• **To do**
Go through the following listing and count each line that contains the string "this"; the answer is that number alone.

• **Record extracts**

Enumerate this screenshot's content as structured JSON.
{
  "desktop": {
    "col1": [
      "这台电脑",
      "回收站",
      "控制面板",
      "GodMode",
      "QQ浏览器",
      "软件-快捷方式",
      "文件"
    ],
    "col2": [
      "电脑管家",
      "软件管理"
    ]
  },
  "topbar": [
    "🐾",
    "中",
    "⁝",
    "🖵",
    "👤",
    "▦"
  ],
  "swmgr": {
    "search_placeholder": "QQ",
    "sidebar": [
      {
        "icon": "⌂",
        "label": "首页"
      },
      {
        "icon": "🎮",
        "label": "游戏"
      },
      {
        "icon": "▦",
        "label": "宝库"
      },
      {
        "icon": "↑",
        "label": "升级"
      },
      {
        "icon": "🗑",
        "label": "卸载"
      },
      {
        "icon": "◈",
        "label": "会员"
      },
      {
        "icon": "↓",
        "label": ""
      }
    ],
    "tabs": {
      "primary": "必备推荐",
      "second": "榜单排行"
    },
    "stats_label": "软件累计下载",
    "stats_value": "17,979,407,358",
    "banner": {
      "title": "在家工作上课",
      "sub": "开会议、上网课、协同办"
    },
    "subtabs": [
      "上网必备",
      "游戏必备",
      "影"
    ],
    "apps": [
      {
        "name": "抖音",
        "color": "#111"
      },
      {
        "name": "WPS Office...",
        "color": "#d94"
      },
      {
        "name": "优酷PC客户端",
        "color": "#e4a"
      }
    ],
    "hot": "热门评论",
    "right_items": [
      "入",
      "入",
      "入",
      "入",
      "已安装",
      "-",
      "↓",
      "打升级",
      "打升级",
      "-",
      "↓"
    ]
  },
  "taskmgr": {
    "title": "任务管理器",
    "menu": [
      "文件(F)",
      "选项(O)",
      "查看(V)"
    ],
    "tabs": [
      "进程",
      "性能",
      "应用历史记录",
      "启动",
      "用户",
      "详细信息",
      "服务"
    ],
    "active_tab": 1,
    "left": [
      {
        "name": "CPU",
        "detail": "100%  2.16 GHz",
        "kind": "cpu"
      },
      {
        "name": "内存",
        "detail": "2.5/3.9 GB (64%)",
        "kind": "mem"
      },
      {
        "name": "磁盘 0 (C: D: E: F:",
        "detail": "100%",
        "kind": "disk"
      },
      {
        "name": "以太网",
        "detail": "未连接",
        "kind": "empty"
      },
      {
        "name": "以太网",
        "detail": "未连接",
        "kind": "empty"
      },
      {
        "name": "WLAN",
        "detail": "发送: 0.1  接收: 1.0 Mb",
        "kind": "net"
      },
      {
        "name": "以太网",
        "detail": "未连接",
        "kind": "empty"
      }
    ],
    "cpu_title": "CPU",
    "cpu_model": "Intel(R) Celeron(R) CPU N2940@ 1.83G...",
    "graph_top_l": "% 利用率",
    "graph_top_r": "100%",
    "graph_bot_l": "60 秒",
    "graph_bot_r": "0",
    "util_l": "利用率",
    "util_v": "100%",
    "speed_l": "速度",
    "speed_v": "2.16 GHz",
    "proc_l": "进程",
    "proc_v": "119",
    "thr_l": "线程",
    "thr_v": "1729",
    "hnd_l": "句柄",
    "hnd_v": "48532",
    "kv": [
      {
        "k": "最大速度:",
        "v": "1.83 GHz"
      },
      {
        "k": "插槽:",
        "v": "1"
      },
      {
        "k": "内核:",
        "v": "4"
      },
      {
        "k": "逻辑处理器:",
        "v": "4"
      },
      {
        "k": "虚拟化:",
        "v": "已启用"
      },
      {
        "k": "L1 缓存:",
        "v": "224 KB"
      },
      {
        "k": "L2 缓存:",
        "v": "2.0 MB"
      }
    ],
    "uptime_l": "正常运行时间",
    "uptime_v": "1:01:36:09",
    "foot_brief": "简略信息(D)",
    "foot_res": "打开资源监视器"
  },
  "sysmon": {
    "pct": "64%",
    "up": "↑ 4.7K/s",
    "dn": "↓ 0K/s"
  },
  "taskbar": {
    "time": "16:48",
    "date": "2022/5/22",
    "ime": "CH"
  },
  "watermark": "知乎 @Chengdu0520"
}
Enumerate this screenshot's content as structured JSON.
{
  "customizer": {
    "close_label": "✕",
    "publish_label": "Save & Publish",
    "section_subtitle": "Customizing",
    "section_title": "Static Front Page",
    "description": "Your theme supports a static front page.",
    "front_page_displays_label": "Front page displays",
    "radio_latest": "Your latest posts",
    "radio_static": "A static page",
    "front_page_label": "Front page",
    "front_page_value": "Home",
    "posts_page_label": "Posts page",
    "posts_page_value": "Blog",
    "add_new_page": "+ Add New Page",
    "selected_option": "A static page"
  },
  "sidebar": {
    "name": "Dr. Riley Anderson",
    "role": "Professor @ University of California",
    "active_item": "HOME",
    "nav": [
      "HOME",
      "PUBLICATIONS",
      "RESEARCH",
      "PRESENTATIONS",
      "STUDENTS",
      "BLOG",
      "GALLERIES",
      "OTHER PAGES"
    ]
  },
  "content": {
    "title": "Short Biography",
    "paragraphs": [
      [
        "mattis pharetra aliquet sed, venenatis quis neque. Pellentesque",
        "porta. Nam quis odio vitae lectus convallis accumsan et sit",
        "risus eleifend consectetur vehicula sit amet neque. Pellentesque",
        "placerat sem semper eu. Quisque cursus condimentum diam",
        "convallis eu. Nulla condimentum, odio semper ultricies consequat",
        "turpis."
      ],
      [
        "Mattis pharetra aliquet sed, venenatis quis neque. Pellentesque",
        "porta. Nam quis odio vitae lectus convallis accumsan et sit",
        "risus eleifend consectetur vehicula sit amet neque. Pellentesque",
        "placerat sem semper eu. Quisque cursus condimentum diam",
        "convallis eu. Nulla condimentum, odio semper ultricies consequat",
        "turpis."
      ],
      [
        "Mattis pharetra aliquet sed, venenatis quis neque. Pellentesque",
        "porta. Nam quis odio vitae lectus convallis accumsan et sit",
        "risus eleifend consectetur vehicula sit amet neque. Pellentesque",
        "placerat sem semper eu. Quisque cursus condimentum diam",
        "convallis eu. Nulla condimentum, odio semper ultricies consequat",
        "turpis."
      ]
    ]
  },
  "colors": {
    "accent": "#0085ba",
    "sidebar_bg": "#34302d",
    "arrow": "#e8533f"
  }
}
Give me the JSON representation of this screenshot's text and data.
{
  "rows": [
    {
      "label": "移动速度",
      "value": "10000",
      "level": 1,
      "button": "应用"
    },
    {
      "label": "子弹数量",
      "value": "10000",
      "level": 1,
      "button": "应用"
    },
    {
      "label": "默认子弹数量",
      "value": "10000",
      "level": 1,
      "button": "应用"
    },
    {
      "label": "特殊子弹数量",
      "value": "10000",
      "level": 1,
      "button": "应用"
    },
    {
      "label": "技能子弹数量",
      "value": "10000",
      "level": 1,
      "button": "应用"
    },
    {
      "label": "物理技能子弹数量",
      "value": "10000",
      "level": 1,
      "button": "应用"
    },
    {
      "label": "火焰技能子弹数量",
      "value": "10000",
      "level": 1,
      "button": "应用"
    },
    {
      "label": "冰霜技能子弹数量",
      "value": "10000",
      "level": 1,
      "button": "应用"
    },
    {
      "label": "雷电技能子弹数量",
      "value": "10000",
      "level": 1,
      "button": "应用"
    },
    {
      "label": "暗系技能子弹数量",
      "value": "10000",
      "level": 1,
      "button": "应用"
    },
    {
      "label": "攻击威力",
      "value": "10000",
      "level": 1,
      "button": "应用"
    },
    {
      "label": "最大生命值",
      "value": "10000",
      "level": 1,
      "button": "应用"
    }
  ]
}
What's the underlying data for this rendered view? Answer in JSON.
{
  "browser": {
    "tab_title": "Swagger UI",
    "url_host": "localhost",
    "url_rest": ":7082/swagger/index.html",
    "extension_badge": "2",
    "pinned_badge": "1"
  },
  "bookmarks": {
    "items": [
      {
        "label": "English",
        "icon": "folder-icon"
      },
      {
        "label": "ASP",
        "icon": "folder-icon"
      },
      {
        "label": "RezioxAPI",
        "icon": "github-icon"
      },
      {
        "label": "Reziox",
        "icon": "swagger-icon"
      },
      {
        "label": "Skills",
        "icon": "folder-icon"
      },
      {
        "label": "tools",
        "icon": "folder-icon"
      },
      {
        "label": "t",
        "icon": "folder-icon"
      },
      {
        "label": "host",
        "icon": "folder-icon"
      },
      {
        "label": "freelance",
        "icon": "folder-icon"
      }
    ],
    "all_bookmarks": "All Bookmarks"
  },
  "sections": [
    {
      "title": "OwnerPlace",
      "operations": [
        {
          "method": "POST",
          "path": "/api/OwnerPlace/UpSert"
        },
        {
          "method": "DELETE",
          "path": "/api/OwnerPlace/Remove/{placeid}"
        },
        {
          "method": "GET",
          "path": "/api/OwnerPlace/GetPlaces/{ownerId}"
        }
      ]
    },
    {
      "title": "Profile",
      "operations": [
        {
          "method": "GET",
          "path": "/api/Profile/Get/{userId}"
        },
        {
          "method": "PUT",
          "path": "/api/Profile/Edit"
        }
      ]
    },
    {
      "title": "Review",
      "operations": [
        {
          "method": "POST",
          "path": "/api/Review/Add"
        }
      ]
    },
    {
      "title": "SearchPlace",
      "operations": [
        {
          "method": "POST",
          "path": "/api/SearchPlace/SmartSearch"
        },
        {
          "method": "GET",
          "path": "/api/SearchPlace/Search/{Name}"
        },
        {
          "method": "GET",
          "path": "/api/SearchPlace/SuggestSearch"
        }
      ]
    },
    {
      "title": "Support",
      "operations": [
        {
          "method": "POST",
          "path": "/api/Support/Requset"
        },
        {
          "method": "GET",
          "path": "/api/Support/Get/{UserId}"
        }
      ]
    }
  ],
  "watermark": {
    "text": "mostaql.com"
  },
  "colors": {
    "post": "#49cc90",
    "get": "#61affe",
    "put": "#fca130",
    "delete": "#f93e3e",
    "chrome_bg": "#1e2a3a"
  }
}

• **Result of the exercise**
4